unlearning and relearning to see
The process of image-making usually intersects between the reality and the perceived truth of the artist. Popular modern philosophical views claim that the brain lacks the ability to contain images. Hence, our sense of the world must have come from the way we deem how physical things occupy spaces. ‘unlearning and relearning to see’ gathers the works of three artists and their environment, which merge the fastened images of scenes and the layers of complexity wherein these settings were found. Here, the artists integrate themselves among the places, sites, and ‘unlearning and relearning to see’ spaces of their art practices. The exhibition considers our own interventions into the realities that we often witness since what we see and what we know are always shaped by the social and natural conditions that were set in our usual surroundings. Thus, we find images charged with dynamism and sophisticated narratives of what we obtain from the daily mise-en-scéne.
Rinne Abrugena’s paintings are filled with large and broad strokes that visually translate her investigation of the human psyche. Propelled by a background in education and a keen interest in literature, Abrugena transmits fragmented parts of her inquiry through the gravitating display of depth, which rests among her intense use of colors and lines. In this exhibition, the artist leaves us only with a loose interpretation of the world, reeling us in so that we may find ourselves amid the clarity the images command.

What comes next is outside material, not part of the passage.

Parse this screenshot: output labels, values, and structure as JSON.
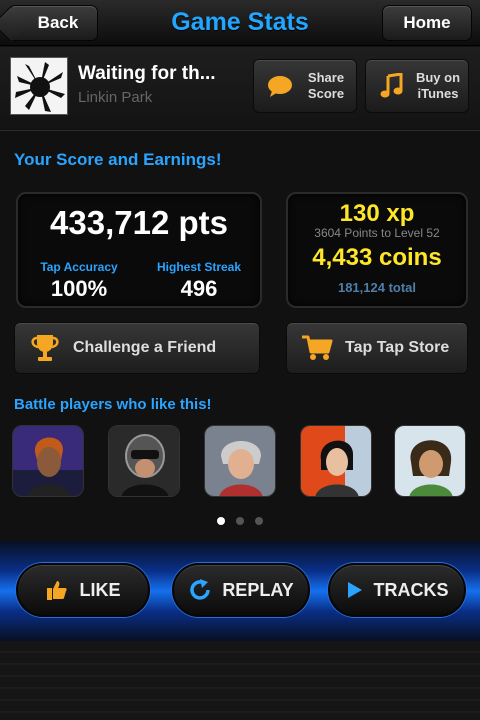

Heavily influenced by the spontaneity of abstraction, Iabadiou Piko’s works attempt to deal with how emotional responses of the body are visually released. Here, the artist draws from random fragments of a place and arranges them in a way that reflects the artist’s relationship with his environment ---personal conjuncture and trajectories that provide views of how a person navigates a space and how he chooses to remember it.
Kristoffer Ardeña’s Ghost Painting (cracked category) series surveys how geography and socio-political factors influence the way images are created and made. Painting over re-appropriated Katrina fabric and tarpaulin (materials that have cultural and yet utilitarian significance in the Philippine context), Ardeña forms new images by allowing the work to disintegrate under the heat of the sun along with the humidity present in the location of the Philippines in a tropical region. Such interference of the process in art-making suggests how the images we create are predetermined by several components brought by the characteristics of a place.
words by Gwen Bautista